Exercise: Every line below that holds the string "favicon" must be copied.

Material shown:
--*--

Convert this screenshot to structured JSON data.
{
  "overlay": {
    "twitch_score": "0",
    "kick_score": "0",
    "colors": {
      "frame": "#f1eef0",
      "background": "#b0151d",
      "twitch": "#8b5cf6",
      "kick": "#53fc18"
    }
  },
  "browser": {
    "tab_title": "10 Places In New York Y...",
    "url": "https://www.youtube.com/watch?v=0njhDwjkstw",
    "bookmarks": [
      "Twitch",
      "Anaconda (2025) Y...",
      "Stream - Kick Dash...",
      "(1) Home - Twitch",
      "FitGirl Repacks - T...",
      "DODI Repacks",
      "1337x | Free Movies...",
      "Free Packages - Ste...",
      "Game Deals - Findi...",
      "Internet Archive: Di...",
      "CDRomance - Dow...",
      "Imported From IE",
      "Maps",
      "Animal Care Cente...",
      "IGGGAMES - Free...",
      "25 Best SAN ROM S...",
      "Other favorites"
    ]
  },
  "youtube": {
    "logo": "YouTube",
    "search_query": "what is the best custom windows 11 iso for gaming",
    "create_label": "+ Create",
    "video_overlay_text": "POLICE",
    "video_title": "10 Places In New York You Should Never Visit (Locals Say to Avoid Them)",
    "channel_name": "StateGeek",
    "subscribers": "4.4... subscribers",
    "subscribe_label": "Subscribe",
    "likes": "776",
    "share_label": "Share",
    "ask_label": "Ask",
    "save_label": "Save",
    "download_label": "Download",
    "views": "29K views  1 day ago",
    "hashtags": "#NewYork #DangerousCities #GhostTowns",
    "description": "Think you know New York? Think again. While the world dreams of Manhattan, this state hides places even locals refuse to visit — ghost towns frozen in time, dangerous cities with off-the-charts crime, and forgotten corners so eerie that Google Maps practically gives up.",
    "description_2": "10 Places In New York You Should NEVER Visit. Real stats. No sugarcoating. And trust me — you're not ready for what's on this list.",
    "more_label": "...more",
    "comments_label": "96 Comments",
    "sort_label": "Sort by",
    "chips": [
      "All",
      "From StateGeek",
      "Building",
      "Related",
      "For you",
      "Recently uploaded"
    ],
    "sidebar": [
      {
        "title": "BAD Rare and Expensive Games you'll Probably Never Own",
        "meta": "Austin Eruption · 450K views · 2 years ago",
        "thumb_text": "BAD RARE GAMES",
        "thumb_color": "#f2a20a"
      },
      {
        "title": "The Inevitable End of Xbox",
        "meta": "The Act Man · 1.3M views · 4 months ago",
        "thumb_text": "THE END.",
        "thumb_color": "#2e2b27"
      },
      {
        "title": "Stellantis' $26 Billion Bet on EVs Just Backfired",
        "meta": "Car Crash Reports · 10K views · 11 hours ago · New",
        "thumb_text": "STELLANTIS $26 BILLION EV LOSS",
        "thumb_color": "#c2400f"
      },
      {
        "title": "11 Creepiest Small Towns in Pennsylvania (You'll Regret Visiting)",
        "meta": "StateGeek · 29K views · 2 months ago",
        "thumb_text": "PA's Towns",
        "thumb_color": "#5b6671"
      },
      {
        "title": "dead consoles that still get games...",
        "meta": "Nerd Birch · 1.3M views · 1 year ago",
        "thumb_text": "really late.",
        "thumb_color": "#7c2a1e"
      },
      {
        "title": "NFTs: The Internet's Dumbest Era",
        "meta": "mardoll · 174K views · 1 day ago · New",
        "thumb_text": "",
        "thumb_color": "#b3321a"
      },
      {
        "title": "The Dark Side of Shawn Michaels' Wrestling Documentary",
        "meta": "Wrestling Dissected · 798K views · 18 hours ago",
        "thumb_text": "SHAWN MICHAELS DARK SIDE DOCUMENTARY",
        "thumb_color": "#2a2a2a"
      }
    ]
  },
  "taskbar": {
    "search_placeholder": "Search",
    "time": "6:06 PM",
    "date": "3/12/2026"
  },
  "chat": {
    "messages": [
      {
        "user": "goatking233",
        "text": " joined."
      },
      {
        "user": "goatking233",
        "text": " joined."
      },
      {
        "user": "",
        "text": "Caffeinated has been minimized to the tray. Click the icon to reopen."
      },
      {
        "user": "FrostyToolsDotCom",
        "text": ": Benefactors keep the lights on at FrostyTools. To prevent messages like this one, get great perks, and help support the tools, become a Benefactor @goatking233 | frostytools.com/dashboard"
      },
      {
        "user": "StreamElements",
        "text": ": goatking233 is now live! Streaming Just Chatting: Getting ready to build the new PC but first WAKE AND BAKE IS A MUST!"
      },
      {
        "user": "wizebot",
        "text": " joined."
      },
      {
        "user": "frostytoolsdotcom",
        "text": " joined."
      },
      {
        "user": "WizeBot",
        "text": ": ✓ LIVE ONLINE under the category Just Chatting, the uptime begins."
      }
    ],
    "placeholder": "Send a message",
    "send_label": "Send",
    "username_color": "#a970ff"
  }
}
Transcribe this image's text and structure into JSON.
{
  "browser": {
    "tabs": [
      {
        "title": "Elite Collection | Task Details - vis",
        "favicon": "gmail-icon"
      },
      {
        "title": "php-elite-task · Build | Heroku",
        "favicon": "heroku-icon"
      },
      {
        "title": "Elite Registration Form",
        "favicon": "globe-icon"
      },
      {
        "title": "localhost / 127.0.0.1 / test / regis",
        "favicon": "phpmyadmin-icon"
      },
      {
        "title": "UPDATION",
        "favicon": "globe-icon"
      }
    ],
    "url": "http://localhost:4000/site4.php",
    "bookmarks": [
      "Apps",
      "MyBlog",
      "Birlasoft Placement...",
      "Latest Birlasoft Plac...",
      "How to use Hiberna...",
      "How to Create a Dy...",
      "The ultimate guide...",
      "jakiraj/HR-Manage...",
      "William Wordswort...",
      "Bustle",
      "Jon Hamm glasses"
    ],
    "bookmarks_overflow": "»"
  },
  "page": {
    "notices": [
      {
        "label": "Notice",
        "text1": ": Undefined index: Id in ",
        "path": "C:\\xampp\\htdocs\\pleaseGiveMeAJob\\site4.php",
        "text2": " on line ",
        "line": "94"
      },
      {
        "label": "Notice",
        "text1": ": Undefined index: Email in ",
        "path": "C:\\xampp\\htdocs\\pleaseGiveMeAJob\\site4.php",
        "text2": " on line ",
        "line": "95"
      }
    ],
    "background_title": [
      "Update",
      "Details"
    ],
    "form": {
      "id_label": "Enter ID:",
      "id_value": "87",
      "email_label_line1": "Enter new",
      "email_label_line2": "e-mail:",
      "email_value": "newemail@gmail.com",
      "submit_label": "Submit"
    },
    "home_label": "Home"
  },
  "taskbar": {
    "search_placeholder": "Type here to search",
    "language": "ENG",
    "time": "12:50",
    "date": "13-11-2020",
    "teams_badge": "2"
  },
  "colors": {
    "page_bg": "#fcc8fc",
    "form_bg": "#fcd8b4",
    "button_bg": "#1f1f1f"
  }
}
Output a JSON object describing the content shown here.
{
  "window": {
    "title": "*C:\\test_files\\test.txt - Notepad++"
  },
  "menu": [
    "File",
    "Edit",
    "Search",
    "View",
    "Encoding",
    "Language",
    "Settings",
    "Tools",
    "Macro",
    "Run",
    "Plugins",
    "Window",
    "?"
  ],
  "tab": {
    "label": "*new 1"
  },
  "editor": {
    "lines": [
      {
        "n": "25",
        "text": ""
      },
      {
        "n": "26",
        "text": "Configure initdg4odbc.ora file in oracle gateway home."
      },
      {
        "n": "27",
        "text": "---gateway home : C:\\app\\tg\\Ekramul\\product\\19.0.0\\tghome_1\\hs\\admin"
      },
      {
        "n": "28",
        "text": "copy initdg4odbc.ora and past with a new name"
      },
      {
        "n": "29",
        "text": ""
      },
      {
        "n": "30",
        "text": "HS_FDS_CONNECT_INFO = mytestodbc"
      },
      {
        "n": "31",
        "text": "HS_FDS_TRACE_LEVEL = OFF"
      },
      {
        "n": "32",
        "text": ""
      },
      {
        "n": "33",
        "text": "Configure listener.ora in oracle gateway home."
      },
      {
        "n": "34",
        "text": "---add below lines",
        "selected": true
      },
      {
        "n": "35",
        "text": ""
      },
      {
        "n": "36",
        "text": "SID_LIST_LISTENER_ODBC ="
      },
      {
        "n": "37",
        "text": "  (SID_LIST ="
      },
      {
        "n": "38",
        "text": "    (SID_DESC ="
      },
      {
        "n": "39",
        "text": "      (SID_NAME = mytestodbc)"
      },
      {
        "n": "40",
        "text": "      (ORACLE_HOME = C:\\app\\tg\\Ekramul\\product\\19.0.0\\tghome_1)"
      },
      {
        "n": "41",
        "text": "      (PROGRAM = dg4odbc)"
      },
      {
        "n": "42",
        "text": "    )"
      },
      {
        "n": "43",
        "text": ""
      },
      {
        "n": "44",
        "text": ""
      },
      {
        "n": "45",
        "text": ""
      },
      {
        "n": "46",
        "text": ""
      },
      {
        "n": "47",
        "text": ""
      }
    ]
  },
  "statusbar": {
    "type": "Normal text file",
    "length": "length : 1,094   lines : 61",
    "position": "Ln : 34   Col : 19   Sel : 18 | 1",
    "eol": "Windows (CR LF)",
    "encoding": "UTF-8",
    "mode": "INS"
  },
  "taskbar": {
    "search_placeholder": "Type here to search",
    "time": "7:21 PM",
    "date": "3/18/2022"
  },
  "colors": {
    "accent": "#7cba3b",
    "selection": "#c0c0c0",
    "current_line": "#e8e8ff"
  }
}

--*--

Completed exercise:
        "favicon": "gmail-icon"
        "favicon": "heroku-icon"
        "favicon": "globe-icon"
        "favicon": "phpmyadmin-icon"
        "favicon": "globe-icon"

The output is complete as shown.